Our empathy for the underdog was short lived when early next morning, we witnessed a breakfast of wildebeest among a pride of lionesses and their cubs. It was such a happy scene—the cubs looked so content licking their bloodied chops, one especially naughty one bounding off with a thigh bone; the alpha female keeping a watch with eyes blazing with alertness, brutality, but also calm from a full belly—that we did not spare a moment’s thought for the prey. The scene played out within a couple of metres from our van but not having witnessed the brutality of the kill we vicariously participated in their feasting.
The little height one gains from standing tall in a top-open van and looking out into the savannah gives one a sense of omniscience. During the three safaris we became voyeurs to the life and death struggles of the animal kingdom. If one is to stretch this suspension of disbelief, the area one purviews becomes a microcosm for life in general. When one sees a cheetah stalk a herd of grazing wildebeest, unsuspecting but ever alert, one wonders about one’s place in the universe and if whether a random selection of prey applies to human life as well. Would we be better behaved towards each other, and towards the land—taking only what we need for survival—if we wore our mortality on our sleeves like these ungulates? Or were we like the lone lion we spotted, who had the nonchalance of an apex predator. With the pride doing most of the hunting in an eco-system thriving on ‘eat or be eaten’, the lion enjoys a unique position of neither being a predator nor a prey.
Growing up in Assam with the wilds of Kaziranga always accessible, I had made up my mind about my reaction towards wildlife. Ensconced on elephant backs wading through elephant grass was thrilling and seemed like an organic way to be introduced to the wild, especially the stately rhinoceros. But those visits, in retrospect, were primarily about animal spotting. That my exposure to the inner life and strivings of wild animals was extremely limited only became apparent in Maasai Mara. My previous wildlife visits now seem like PG-rated movies. The violence in the wild had been censored; the predators were hard enough to spot, their hunts almost always outside the touristic gaze. Maasai Mara was full disclosure.
The best time to visit Maasai Mara is during dry season (Jul-Oct). Hundreds of thousands of wildebeest arrive here from Serengeti Plains, Tanzania and Loita Hills, east of Mara during this time. They retrace their journey to Serengeti by October.
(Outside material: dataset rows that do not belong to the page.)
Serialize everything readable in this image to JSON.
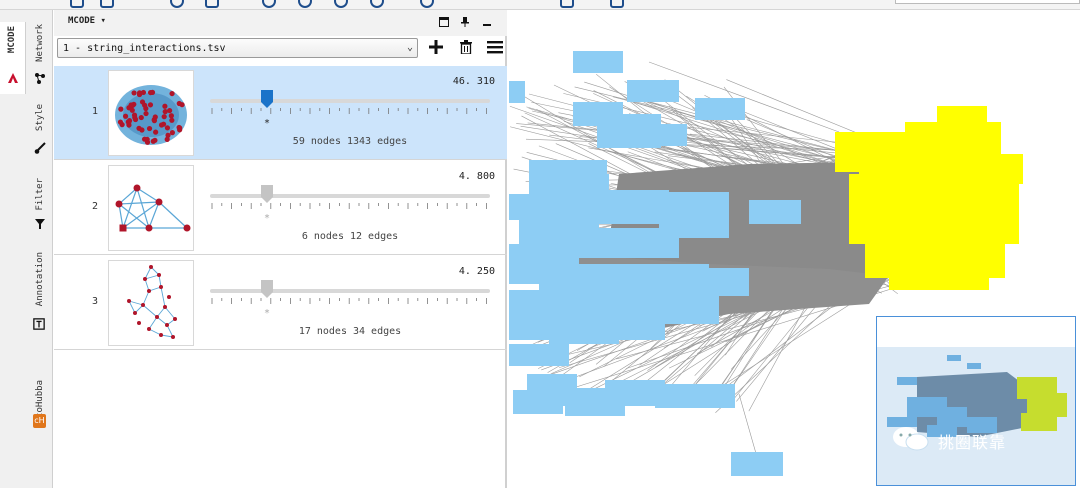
{
  "panel": {
    "title": "MCODE",
    "title_arrow": "▾",
    "network_select": "1 - string_interactions.tsv",
    "select_arrow": "⌄"
  },
  "vtabs": {
    "mcode": "MCODE",
    "network": "Network",
    "style": "Style",
    "filter": "Filter",
    "annotation": "Annotation",
    "cytohubba": "cytoHubba"
  },
  "clusters": [
    {
      "rank": "1",
      "score": "46. 310",
      "info": "59 nodes  1343 edges",
      "star": "*",
      "score_value": 46.31
    },
    {
      "rank": "2",
      "score": "4. 800",
      "info": "6 nodes  12 edges",
      "star": "*",
      "score_value": 4.8
    },
    {
      "rank": "3",
      "score": "4. 250",
      "info": "17 nodes  34 edges",
      "star": "*",
      "score_value": 4.25
    }
  ],
  "watermark": {
    "text": "挑圈联靠"
  },
  "colors": {
    "selected_row": "#cce4fb",
    "node_blue": "#8dcdf4",
    "node_yellow": "#ffff00",
    "edge_gray": "#8a8a8a",
    "slider_active": "#1a73c9",
    "thumb_node": "#b0152a",
    "thumb_edge": "#5aa6d6"
  }
}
The writer travelled with Kichaka Tours and Travels (www.kichakatours.co.ke; 3-day/2-night Maasai Mara safari in Jul-Oct for a group of 6 $557/Rs35,600 per person; includes pick-up and drop to Nairobi).
Paloma Dutta works as an editor in a publishing house for her bread, butter and bus ticket (more often than not to the mountains). Travel makes her believe in serendipity, essential kindness of the human heart and the power of Bollywood to build instant friendships anywhere in the world.